For planning and implementation of effective national tuberculosis control programme (NTP) in Ethiopia, it is essential to know the real magnitude of tuberculosis problem. Previous tuberculin survey carried out during the period from 1953 to 1955 revealed the annual risk of infection 3.0%, and since then, there has been no survey. A new tuberculin survey was thus conducted during the period from December 1987 to April 1990. In order to get a sample of 47 previously BCG unvaccinated children, aged 6 to 10 years, selected from each 480 representative clusters of randomly selected 16 Woredas (districts), a total of 26,529 children, approximately 55 in each cluster, were given tuberculin intradermal injection, and the reaction was read in 26,269 children (99.0%). A scar survey was done, and 23,695 had no BCG scar, while 2,574 (10.1%) had BCG scar.
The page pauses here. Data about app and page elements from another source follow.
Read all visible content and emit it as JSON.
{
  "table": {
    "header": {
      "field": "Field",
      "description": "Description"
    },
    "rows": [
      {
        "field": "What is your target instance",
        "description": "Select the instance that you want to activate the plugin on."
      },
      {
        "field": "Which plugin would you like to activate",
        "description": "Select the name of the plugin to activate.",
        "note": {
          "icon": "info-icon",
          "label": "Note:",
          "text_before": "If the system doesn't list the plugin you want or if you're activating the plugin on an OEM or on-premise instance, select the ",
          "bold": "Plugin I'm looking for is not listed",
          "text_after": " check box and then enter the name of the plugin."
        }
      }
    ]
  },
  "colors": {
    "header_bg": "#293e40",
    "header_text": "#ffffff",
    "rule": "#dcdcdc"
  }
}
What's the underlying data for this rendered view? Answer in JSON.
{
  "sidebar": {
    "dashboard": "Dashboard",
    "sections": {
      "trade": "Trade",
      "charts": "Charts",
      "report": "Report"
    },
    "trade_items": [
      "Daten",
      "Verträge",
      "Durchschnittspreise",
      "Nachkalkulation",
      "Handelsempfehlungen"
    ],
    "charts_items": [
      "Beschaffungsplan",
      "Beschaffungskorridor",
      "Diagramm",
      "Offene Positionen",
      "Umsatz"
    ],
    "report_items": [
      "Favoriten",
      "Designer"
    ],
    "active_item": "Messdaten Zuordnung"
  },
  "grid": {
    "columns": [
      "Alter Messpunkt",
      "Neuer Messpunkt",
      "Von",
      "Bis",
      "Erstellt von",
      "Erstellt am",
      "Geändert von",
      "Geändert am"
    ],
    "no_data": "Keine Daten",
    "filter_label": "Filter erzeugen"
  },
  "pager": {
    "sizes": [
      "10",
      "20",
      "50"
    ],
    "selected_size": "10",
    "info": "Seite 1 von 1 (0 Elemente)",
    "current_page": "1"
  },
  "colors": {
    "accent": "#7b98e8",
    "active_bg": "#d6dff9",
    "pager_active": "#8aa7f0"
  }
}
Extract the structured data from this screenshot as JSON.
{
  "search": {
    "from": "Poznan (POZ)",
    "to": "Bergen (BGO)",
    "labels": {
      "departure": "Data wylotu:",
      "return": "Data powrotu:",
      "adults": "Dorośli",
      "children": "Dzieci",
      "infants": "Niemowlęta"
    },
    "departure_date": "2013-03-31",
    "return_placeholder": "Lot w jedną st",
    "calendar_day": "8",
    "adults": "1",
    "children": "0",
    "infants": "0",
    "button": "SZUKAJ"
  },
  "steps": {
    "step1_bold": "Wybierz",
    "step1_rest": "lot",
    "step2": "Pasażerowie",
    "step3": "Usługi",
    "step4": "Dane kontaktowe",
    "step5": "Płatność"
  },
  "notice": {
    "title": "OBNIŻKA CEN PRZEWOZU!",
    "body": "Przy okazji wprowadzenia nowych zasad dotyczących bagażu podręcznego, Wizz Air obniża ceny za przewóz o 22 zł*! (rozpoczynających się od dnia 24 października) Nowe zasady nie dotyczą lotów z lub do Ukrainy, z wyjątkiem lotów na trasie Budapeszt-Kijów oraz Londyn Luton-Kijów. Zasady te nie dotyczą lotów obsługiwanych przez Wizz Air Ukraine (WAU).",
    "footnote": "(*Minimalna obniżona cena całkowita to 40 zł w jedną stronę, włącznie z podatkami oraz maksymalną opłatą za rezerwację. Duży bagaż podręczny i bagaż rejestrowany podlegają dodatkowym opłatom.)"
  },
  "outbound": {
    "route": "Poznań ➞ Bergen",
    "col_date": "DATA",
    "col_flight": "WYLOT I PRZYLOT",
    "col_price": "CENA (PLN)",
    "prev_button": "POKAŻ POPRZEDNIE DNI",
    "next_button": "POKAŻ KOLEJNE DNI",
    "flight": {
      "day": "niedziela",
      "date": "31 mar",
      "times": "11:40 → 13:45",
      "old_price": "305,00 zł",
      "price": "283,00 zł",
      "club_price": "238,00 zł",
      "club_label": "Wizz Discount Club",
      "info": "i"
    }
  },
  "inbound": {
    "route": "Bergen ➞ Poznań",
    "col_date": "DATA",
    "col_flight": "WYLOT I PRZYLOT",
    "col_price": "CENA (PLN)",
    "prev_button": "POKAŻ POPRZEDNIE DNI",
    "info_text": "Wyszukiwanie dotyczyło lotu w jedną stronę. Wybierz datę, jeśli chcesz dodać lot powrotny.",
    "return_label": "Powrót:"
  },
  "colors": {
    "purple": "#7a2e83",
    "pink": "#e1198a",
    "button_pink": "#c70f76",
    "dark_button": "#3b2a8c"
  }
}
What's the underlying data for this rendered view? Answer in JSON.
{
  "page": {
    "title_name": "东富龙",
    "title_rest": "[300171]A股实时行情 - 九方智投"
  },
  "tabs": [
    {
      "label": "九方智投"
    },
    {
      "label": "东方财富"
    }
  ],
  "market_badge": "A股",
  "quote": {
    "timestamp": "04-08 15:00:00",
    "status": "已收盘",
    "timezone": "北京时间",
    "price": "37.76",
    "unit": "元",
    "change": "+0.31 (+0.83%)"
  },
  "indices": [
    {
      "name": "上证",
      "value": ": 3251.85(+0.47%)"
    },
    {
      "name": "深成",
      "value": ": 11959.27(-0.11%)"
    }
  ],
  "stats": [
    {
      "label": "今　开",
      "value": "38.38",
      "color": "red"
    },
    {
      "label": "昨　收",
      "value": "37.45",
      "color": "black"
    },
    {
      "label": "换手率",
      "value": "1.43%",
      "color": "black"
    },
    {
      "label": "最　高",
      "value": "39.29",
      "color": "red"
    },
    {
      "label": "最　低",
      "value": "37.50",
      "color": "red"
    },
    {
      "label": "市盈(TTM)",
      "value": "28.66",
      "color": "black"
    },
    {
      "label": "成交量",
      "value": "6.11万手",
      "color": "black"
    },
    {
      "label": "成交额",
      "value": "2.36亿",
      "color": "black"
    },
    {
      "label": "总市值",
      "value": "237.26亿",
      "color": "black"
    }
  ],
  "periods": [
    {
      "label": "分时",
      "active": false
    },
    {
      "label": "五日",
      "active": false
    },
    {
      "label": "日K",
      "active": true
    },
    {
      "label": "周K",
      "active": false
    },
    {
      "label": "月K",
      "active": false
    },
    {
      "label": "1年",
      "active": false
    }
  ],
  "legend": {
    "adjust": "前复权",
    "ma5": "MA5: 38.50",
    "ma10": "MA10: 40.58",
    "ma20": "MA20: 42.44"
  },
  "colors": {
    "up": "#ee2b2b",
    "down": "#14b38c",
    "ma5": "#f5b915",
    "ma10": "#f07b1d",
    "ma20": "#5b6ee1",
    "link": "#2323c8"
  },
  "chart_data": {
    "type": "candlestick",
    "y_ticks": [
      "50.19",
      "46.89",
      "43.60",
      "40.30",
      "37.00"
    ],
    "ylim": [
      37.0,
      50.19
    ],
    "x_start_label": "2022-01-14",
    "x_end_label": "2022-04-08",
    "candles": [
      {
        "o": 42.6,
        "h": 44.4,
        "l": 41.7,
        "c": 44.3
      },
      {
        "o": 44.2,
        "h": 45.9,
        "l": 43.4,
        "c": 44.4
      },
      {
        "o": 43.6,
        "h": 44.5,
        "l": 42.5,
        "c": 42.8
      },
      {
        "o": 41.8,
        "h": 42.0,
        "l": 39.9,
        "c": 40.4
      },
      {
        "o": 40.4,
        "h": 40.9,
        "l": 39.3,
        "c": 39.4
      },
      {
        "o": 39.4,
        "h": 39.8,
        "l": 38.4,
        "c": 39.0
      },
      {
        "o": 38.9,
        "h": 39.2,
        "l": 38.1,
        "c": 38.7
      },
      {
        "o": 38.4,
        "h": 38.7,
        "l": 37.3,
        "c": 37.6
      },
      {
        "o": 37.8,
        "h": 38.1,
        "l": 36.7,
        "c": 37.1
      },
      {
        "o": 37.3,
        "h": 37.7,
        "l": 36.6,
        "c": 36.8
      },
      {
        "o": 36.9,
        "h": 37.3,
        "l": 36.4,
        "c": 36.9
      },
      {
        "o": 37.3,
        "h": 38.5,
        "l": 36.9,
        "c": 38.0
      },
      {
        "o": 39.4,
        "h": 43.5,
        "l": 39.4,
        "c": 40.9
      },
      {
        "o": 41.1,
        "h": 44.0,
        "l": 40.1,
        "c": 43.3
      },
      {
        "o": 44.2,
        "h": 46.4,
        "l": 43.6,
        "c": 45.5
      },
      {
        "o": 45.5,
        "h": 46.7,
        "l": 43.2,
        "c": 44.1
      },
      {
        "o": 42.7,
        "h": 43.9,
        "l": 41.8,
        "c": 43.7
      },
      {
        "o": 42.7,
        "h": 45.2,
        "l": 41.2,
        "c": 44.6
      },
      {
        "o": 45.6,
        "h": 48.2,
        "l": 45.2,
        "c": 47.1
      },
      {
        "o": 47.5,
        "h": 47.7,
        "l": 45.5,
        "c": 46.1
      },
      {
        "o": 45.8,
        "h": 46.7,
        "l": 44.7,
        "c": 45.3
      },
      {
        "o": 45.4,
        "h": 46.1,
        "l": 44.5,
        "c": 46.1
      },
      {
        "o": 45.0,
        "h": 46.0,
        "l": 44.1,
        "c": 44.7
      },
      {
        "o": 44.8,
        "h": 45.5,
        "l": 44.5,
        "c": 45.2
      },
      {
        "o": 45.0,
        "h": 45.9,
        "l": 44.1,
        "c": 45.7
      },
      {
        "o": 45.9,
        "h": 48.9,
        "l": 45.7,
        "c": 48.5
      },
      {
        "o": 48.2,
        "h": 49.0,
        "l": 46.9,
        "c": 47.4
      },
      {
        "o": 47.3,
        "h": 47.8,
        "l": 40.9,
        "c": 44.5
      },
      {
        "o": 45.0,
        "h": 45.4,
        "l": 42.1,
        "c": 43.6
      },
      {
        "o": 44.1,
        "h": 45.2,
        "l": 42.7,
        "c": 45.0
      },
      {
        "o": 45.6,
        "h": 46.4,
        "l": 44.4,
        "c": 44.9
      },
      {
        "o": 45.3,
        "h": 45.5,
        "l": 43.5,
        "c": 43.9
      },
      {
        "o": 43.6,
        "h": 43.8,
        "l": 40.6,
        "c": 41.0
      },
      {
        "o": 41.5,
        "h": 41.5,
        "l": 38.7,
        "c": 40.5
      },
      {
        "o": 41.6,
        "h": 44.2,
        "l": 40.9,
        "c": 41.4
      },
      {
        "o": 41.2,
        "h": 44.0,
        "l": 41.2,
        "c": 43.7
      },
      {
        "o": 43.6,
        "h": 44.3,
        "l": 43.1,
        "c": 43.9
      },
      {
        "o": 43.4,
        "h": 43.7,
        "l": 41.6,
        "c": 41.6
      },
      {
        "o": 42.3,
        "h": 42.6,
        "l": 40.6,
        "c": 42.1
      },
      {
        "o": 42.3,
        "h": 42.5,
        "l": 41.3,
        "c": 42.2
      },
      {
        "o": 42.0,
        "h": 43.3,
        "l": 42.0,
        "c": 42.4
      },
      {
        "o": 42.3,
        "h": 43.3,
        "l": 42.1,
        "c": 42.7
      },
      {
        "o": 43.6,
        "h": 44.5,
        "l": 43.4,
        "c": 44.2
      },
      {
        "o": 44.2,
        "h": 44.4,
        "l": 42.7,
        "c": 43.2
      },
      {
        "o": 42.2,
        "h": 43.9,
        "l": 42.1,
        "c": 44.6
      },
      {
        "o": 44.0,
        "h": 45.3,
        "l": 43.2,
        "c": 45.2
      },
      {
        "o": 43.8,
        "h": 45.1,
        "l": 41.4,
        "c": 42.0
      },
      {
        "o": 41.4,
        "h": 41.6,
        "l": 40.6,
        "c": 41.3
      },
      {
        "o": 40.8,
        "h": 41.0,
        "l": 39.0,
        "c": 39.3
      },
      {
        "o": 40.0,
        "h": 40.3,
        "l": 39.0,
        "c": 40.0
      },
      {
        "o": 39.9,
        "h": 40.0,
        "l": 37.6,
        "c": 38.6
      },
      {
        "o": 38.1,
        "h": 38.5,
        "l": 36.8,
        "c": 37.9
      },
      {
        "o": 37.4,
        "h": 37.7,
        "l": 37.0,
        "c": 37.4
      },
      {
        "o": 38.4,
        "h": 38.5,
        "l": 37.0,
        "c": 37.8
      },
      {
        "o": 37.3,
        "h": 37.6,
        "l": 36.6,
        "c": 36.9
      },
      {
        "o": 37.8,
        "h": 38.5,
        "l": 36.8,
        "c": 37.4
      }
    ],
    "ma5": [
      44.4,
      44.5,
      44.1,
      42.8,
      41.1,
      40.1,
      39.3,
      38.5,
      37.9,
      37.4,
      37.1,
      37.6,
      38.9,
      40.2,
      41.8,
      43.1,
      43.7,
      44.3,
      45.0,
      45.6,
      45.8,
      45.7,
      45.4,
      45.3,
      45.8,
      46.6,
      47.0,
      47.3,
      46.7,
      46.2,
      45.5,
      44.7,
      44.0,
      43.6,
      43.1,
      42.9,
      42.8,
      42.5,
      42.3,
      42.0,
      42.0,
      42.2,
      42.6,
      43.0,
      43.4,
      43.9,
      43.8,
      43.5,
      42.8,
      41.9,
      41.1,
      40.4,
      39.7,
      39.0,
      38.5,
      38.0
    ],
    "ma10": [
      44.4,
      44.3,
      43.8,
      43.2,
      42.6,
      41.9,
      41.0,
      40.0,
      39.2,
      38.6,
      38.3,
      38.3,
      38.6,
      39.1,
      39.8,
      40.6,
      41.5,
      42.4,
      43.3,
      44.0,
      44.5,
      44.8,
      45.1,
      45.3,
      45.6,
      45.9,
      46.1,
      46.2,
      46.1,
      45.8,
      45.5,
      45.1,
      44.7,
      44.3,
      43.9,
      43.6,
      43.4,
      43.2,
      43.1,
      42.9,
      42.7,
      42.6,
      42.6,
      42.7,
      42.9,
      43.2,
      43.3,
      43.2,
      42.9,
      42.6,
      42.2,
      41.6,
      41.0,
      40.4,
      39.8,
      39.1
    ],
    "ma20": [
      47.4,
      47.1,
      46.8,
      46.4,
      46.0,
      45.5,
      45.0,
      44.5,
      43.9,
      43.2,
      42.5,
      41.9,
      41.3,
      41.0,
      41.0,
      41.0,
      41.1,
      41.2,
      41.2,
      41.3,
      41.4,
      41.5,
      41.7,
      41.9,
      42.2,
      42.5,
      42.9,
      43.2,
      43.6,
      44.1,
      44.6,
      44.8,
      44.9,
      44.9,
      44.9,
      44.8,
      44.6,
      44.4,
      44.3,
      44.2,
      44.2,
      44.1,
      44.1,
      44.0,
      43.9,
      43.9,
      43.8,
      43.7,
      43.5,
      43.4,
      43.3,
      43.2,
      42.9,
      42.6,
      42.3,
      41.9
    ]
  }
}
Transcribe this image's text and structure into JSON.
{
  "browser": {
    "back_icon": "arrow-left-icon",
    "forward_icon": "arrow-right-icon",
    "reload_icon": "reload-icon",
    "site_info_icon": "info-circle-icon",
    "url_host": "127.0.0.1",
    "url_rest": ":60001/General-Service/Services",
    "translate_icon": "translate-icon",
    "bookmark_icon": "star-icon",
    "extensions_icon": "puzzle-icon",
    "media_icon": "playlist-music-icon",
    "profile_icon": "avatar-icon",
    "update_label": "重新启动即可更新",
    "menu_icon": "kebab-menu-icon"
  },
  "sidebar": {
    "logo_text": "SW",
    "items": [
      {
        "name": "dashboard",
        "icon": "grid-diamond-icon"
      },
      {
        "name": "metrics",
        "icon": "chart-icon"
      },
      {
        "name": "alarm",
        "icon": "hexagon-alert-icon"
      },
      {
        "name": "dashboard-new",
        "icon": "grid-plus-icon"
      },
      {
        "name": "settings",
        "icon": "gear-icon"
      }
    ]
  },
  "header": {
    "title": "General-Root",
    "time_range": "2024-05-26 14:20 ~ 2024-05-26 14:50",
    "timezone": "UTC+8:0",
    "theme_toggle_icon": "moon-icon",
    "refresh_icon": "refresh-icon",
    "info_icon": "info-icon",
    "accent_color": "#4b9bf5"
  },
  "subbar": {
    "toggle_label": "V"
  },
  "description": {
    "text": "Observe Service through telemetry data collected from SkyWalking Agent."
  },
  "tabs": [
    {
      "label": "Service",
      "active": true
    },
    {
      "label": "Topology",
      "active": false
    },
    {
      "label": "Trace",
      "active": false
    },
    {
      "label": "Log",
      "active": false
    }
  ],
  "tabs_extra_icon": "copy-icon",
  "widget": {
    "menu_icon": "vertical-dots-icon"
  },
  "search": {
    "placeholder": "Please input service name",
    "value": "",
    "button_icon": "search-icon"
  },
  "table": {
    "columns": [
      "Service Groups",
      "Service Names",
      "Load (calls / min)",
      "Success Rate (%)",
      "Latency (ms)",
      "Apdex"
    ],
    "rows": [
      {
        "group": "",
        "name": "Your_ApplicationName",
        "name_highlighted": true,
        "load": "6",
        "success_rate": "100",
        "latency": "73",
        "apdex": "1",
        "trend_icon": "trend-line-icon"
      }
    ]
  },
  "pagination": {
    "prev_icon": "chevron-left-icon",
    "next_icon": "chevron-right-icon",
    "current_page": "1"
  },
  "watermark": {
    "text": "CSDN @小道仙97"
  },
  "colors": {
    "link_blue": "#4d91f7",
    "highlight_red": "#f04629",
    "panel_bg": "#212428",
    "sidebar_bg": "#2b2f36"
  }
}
Out of the former, 2,503 children (10.6%) were positive, and the annual risk of infection thus calculated was 1.4%. Out of the latter, 591 (23.0%) were positive. The results of these two surveys indicate that tuberculosis showed decline in the past 37 years with the annual reduction rate of 2.2%, however, the trend might change in the future due to present pandemic of HIV infection.
PIP: Between December 1987 and April 1990, health workers administered a tuberculin test to 26,529 6-to-10-year-old children in 16 districts (Woredas) of Ethiopia to obtain a sample of 47 children who had not received a BCG vaccination earlier. They were able to read the reaction in 99% of the children. 2574 (10.1%) children had a BCG scar and 591 (23%) of them tested positive for tuberculosis. 2503 (10.6%) of the 23,695 children who did not have a BCG scar tested positive for tuberculosis. Tuberculin positivity was highest in Deder Woreda (Harrarghe Region) and lowest in Wuchale Woreda (Shoa Region) (27.9% vs. 2%). In fact, prevalence was higher in urban areas than rural areas, suggesting overcrowding's effect on transmission. The last tuberculin survey in Ethiopia occurred in 1953-1955, at which time the prevalence was much higher than in 1988-1990 (30% vs. 10.6%). In addition, the annual risk of infection was higher (3% vs. 1.4%). Between the 2 surveys the prevalence of tuberculosis fell at a rate of 2.2%/year. Yet, the HIV infection pandemic in Ethiopia threatened that downward trend. The cost of chemoprophylactic drugs and lack of sufficient laboratory facilities posed a problem for Ethiopia's National Tuberculosis Control Programme.